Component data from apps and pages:
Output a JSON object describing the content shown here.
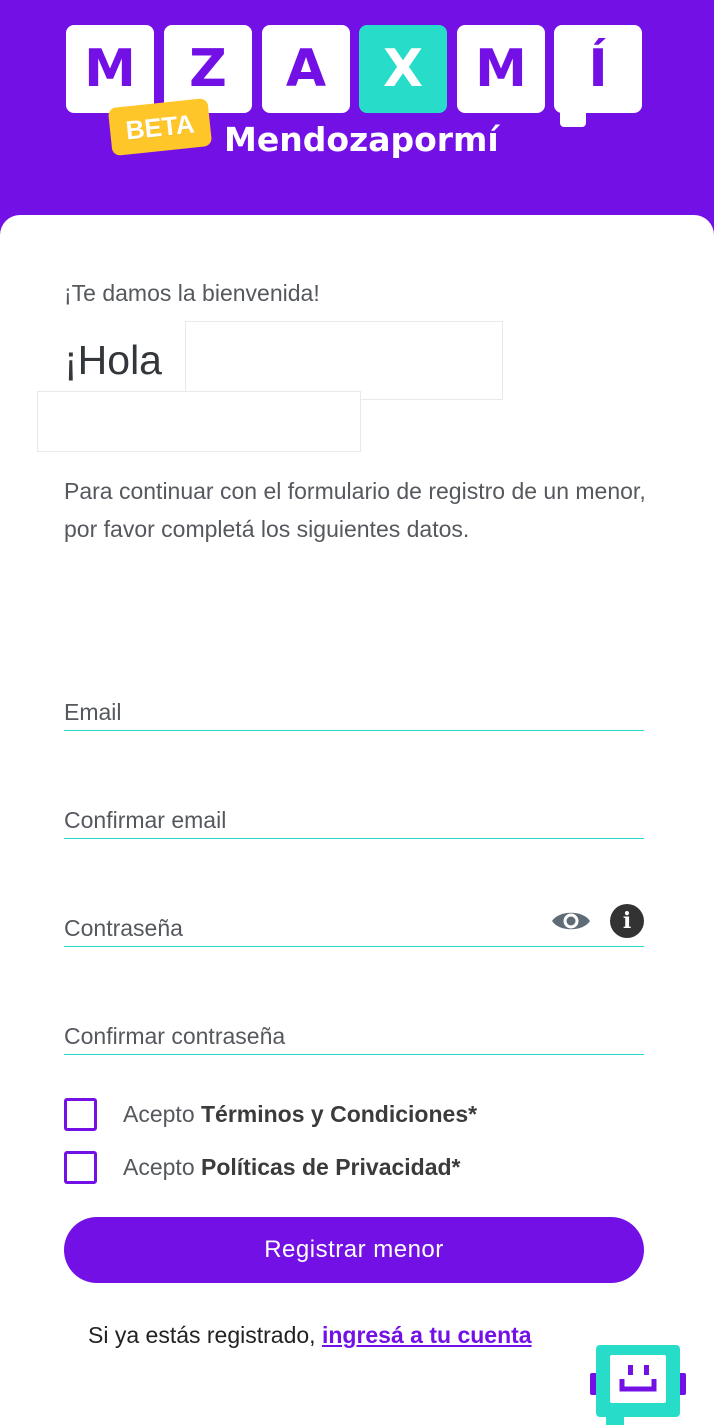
{
  "header": {
    "tiles": [
      "M",
      "Z",
      "A",
      "X",
      "M",
      "Í"
    ],
    "beta_badge": "BETA",
    "brand_name": "Mendozapormí",
    "colors": {
      "primary": "#7310e6",
      "accent": "#27dcc8",
      "badge": "#ffc629"
    }
  },
  "main": {
    "welcome": "¡Te damos la bienvenida!",
    "greeting": "¡Hola",
    "intro": "Para continuar con el formulario de registro de un menor, por favor completá los siguientes datos."
  },
  "form": {
    "email_label": "Email",
    "confirm_email_label": "Confirmar email",
    "password_label": "Contraseña",
    "confirm_password_label": "Confirmar contraseña",
    "terms_prefix": "Acepto",
    "terms_link": "Términos y Condiciones*",
    "privacy_prefix": "Acepto",
    "privacy_link": "Políticas de Privacidad*",
    "submit_label": "Registrar menor"
  },
  "footer": {
    "login_prompt": "Si ya estás registrado,",
    "login_link": "ingresá a tu cuenta"
  },
  "icons": {
    "password_visibility": "eye-icon",
    "password_info": "info-icon",
    "chat": "chat-icon"
  }
}
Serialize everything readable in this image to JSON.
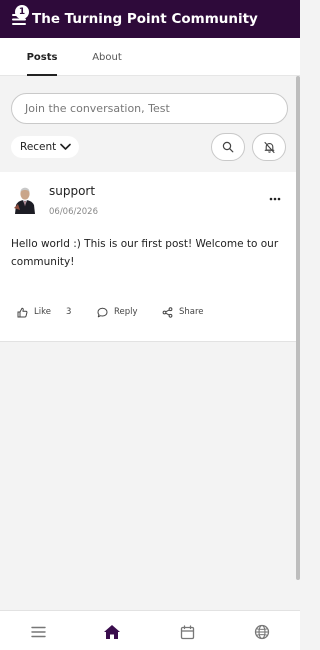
{
  "header": {
    "title": "The Turning Point Community",
    "notification_count": "1",
    "background_color": "#2e0a3a"
  },
  "tabs": [
    {
      "label": "Posts",
      "active": true
    },
    {
      "label": "About",
      "active": false
    }
  ],
  "composer": {
    "placeholder": "Join the conversation, Test"
  },
  "filters": {
    "sort_label": "Recent",
    "sort_icon": "chevron-down-icon",
    "search_icon": "search-icon",
    "notify_icon": "bell-off-icon"
  },
  "post": {
    "author": "support",
    "date": "06/06/2026",
    "body": "Hello world :) This is our first post! Welcome to our community!",
    "more_icon": "more-horizontal-icon",
    "actions": {
      "like_label": "Like",
      "like_count": "3",
      "reply_label": "Reply",
      "share_label": "Share"
    }
  },
  "bottom_nav": [
    {
      "icon": "menu-icon",
      "active": false
    },
    {
      "icon": "home-icon",
      "active": true
    },
    {
      "icon": "calendar-icon",
      "active": false
    },
    {
      "icon": "globe-icon",
      "active": false
    }
  ],
  "colors": {
    "accent": "#2e0a3a",
    "active_nav": "#3a0d4d"
  }
}
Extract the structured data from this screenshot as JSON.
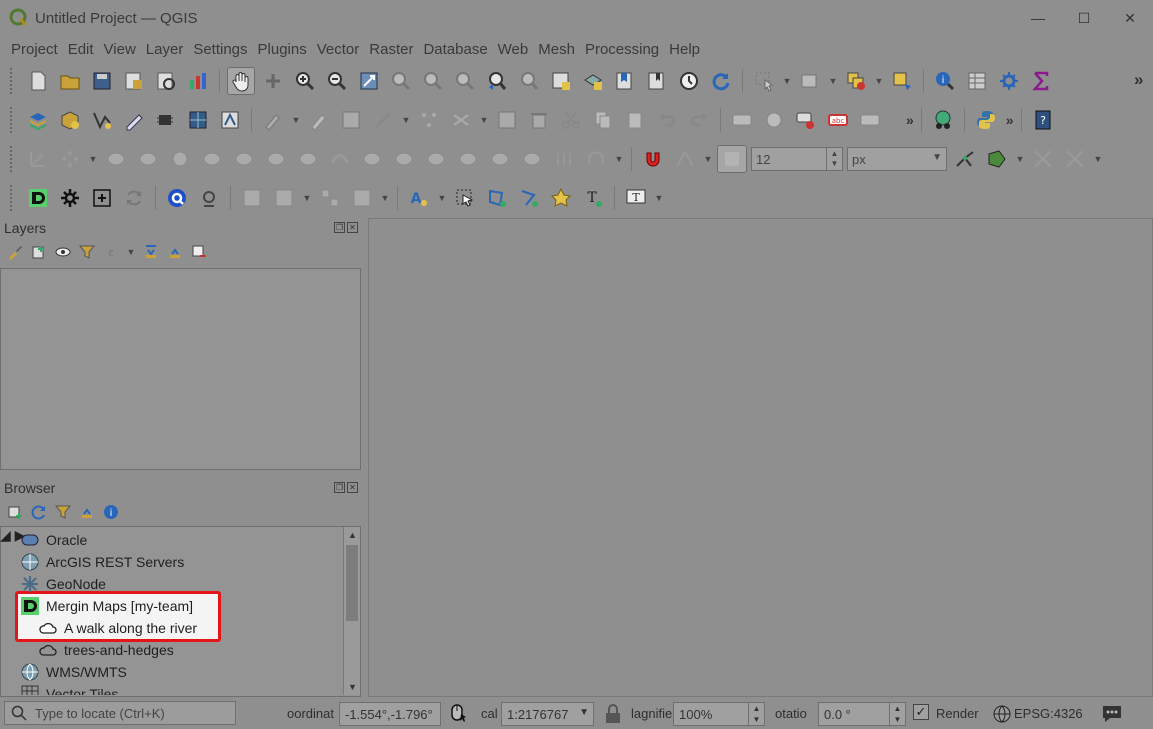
{
  "window": {
    "title": "Untitled Project — QGIS",
    "minimize": "—",
    "maximize": "☐",
    "close": "✕"
  },
  "menu": [
    "Project",
    "Edit",
    "View",
    "Layer",
    "Settings",
    "Plugins",
    "Vector",
    "Raster",
    "Database",
    "Web",
    "Mesh",
    "Processing",
    "Help"
  ],
  "toolbar3": {
    "snap_tolerance": "12",
    "snap_unit": "px"
  },
  "layers_panel": {
    "title": "Layers"
  },
  "browser_panel": {
    "title": "Browser",
    "items": [
      {
        "label": "Oracle",
        "icon": "oracle-icon"
      },
      {
        "label": "ArcGIS REST Servers",
        "icon": "arcgis-icon"
      },
      {
        "label": "GeoNode",
        "icon": "geonode-icon"
      },
      {
        "label": "Mergin Maps [my-team]",
        "icon": "mergin-maps-icon"
      },
      {
        "label": "A walk along the river",
        "icon": "cloud-icon"
      },
      {
        "label": "trees-and-hedges",
        "icon": "cloud-icon"
      },
      {
        "label": "WMS/WMTS",
        "icon": "globe-icon"
      },
      {
        "label": "Vector Tiles",
        "icon": "grid-icon"
      }
    ]
  },
  "statusbar": {
    "locate_placeholder": "Type to locate (Ctrl+K)",
    "coordinate_label": "oordinat",
    "coordinate_value": "-1.554°,-1.796°",
    "scale_label": "cal",
    "scale_value": "1:2176767",
    "magnifier_label": "lagnifie",
    "magnifier_value": "100%",
    "rotation_label": "otatio",
    "rotation_value": "0.0 °",
    "render_label": "Render",
    "render_checked": "✓",
    "crs": "EPSG:4326"
  },
  "colors": {
    "highlight_border": "#e3151a",
    "mergin_green": "#58d06b"
  }
}
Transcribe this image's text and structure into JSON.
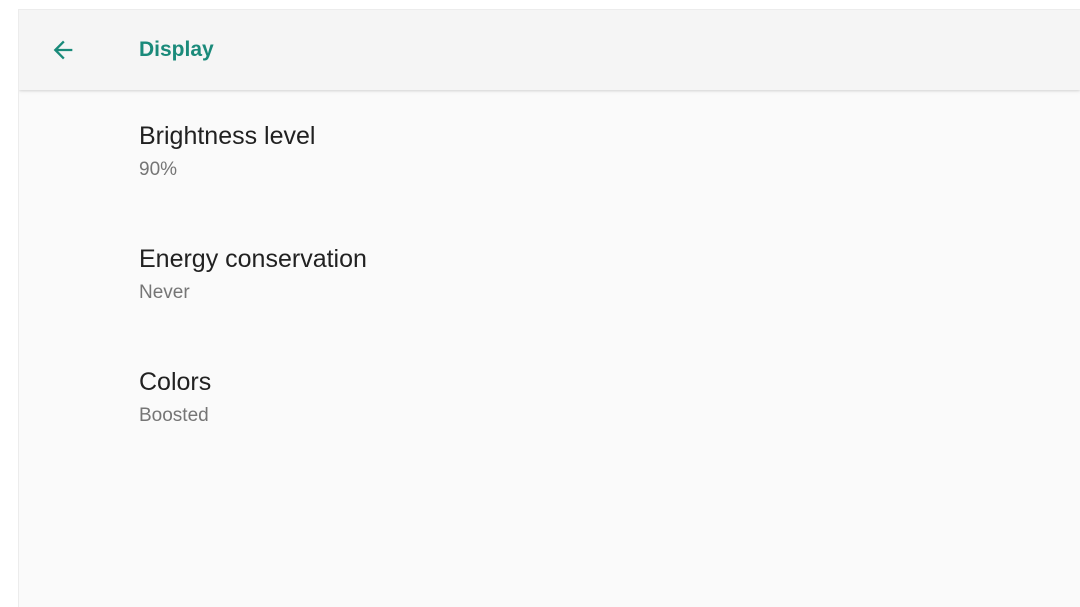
{
  "toolbar": {
    "title": "Display",
    "back_icon": "arrow-back-icon",
    "accent_color": "#1a8a7a"
  },
  "settings": [
    {
      "title": "Brightness level",
      "summary": "90%"
    },
    {
      "title": "Energy conservation",
      "summary": "Never"
    },
    {
      "title": "Colors",
      "summary": "Boosted"
    }
  ]
}
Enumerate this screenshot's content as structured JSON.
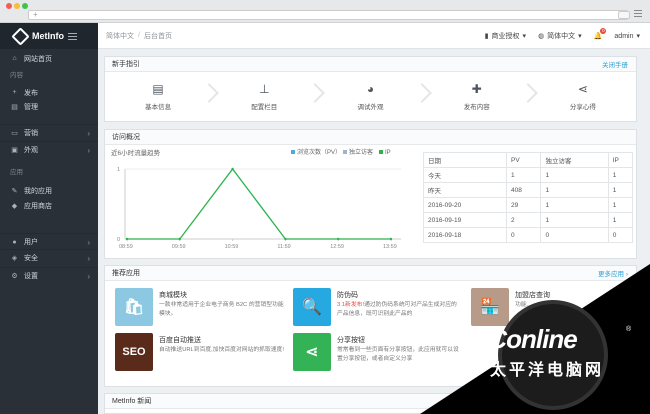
{
  "browser": {
    "tab_plus": "+"
  },
  "sidebar": {
    "brand": "MetInfo",
    "items": [
      {
        "name": "home",
        "icon": "home-icon",
        "glyph": "⌂",
        "label": "网站首页"
      },
      {
        "name": "section-content",
        "label": "内容"
      },
      {
        "name": "publish",
        "icon": "plus-icon",
        "glyph": "+",
        "label": "发布"
      },
      {
        "name": "manage",
        "icon": "list-icon",
        "glyph": "▤",
        "label": "管理"
      },
      {
        "name": "marketing",
        "icon": "megaphone-icon",
        "glyph": "▭",
        "label": "营销",
        "arrow": "›"
      },
      {
        "name": "appearance",
        "icon": "monitor-icon",
        "glyph": "▣",
        "label": "外观",
        "arrow": "›"
      },
      {
        "name": "section-apps",
        "label": "应用"
      },
      {
        "name": "my-apps",
        "icon": "leaf-icon",
        "glyph": "✎",
        "label": "我的应用"
      },
      {
        "name": "app-store",
        "icon": "cube-icon",
        "glyph": "◆",
        "label": "应用商店"
      },
      {
        "name": "users",
        "icon": "user-icon",
        "glyph": "●",
        "label": "用户",
        "arrow": "›"
      },
      {
        "name": "security",
        "icon": "shield-icon",
        "glyph": "◈",
        "label": "安全",
        "arrow": "›"
      },
      {
        "name": "settings",
        "icon": "gear-icon",
        "glyph": "⚙",
        "label": "设置",
        "arrow": "›"
      }
    ]
  },
  "topbar": {
    "breadcrumb": [
      "简体中文",
      "后台首页"
    ],
    "license": "商业授权",
    "lang": "简体中文",
    "notif_count": "0",
    "user": "admin"
  },
  "guide": {
    "title": "新手指引",
    "link": "关闭手册",
    "steps": [
      {
        "icon": "info-card-icon",
        "glyph": "▤",
        "label": "基本信息"
      },
      {
        "icon": "sitemap-icon",
        "glyph": "⊥",
        "label": "配置栏目"
      },
      {
        "icon": "palette-icon",
        "glyph": "◕",
        "label": "调试外观"
      },
      {
        "icon": "plus-icon",
        "glyph": "✚",
        "label": "发布内容"
      },
      {
        "icon": "share-icon",
        "glyph": "⋖",
        "label": "分享心得"
      }
    ]
  },
  "visits": {
    "title": "访问概况",
    "chart_title": "近6小时流量趋势",
    "legend": [
      {
        "label": "浏览次数（PV）",
        "color": "#4fa9dc"
      },
      {
        "label": "独立访客",
        "color": "#9fb4c8"
      },
      {
        "label": "IP",
        "color": "#2bb24c"
      }
    ],
    "table_headers": [
      "日期",
      "PV",
      "独立访客",
      "IP"
    ],
    "table_rows": [
      [
        "今天",
        "1",
        "1",
        "1"
      ],
      [
        "昨天",
        "408",
        "1",
        "1"
      ],
      [
        "2016-09-20",
        "29",
        "1",
        "1"
      ],
      [
        "2016-09-19",
        "2",
        "1",
        "1"
      ],
      [
        "2016-09-18",
        "0",
        "0",
        "0"
      ]
    ]
  },
  "chart_data": {
    "type": "line",
    "title": "近6小时流量趋势",
    "x": [
      "08:59",
      "09:59",
      "10:59",
      "11:59",
      "12:59",
      "13:59"
    ],
    "ylim": [
      0,
      1
    ],
    "yticks": [
      "1",
      "0"
    ],
    "series": [
      {
        "name": "IP",
        "values": [
          0,
          0,
          1,
          0,
          0,
          0
        ],
        "color": "#2bb24c"
      }
    ],
    "legend": "top-right",
    "grid": true
  },
  "recommend": {
    "title": "推荐应用",
    "link": "更多应用 ›",
    "apps": [
      {
        "name": "mall",
        "title": "商城模块",
        "desc": "一款非常适用于企业电子商务 B2C 的营销型功能模块。",
        "color": "#8dc8e3",
        "glyph": "🛍"
      },
      {
        "name": "anti-fake",
        "title": "防伪码",
        "badge": "3.1新发布!",
        "desc": "通过防伪码系统可对产品生成对应的产品信息，既可识别此产品的",
        "color": "#26a9e0",
        "glyph": "🔍"
      },
      {
        "name": "store",
        "title": "加盟店查询",
        "desc": "功能...",
        "color": "#b79a87",
        "glyph": "🏪"
      },
      {
        "name": "baidu",
        "title": "百度自动推送",
        "desc": "自动推送URL到百度,加快百度对网站的抓取速度!",
        "color": "#5a2a1a",
        "glyph": "SEO"
      },
      {
        "name": "share",
        "title": "分享按钮",
        "desc": "常常看到一些页面有分享按钮，此应用就可以设置分享按钮，或者自定义分享",
        "color": "#34b256",
        "glyph": "⋖"
      }
    ]
  },
  "news": {
    "title": "MetInfo 新闻"
  },
  "watermark": {
    "brand": "PConline",
    "sub": "太平洋电脑网",
    "reg": "®"
  }
}
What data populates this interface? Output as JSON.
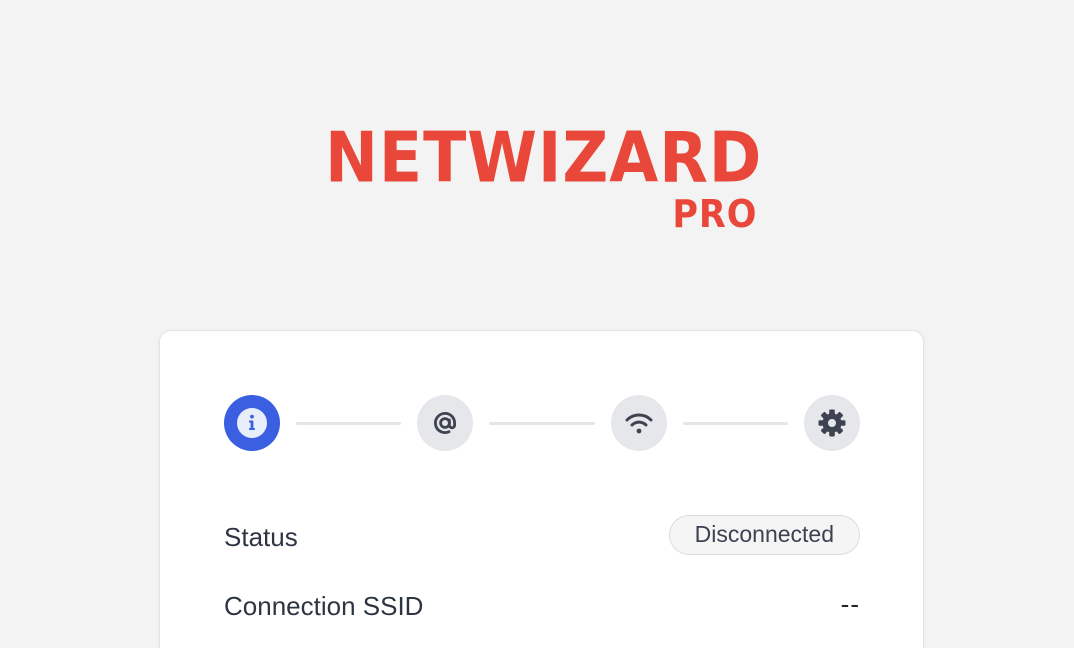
{
  "logo": {
    "name": "NETWIZARD",
    "edition": "PRO",
    "color": "#e8473a"
  },
  "stepper": {
    "active_color": "#3a5fe0",
    "inactive_color": "#e6e7ea",
    "steps": [
      {
        "icon": "info-icon",
        "active": true
      },
      {
        "icon": "at-sign-icon",
        "active": false
      },
      {
        "icon": "wifi-icon",
        "active": false
      },
      {
        "icon": "gear-icon",
        "active": false
      }
    ]
  },
  "info": {
    "status_label": "Status",
    "status_value": "Disconnected",
    "ssid_label": "Connection SSID",
    "ssid_value": "--"
  }
}
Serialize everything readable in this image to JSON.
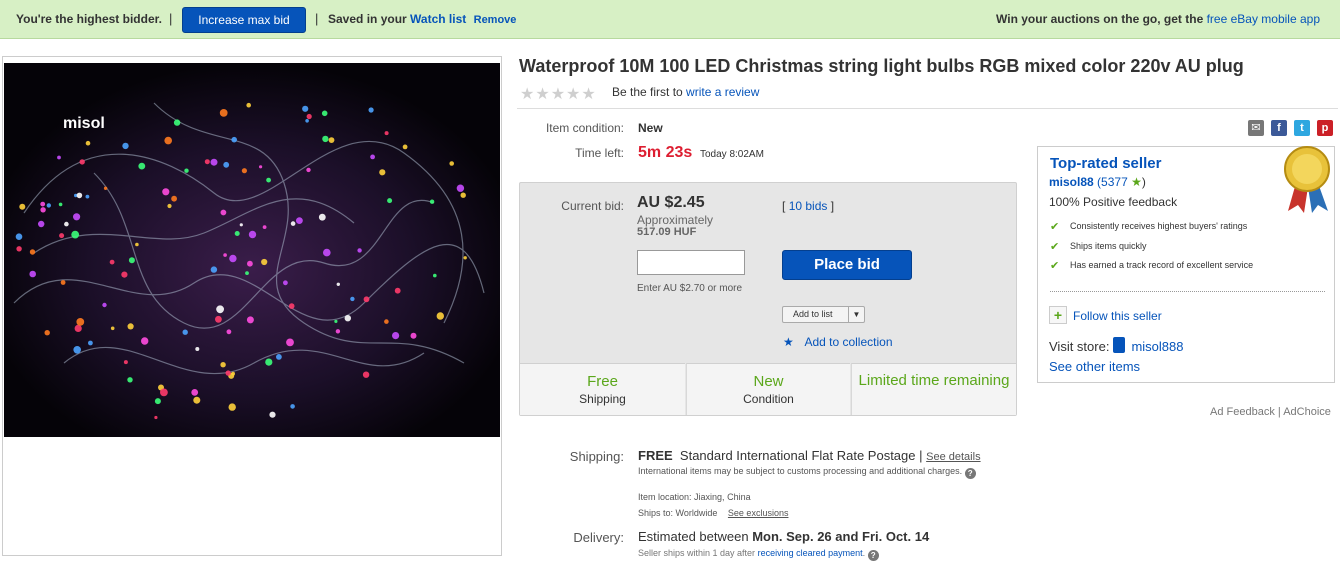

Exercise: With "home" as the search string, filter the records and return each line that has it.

Solution for this problem:
      "icon": "home-icon",
        "name": "home",
        "icon": "home-icon",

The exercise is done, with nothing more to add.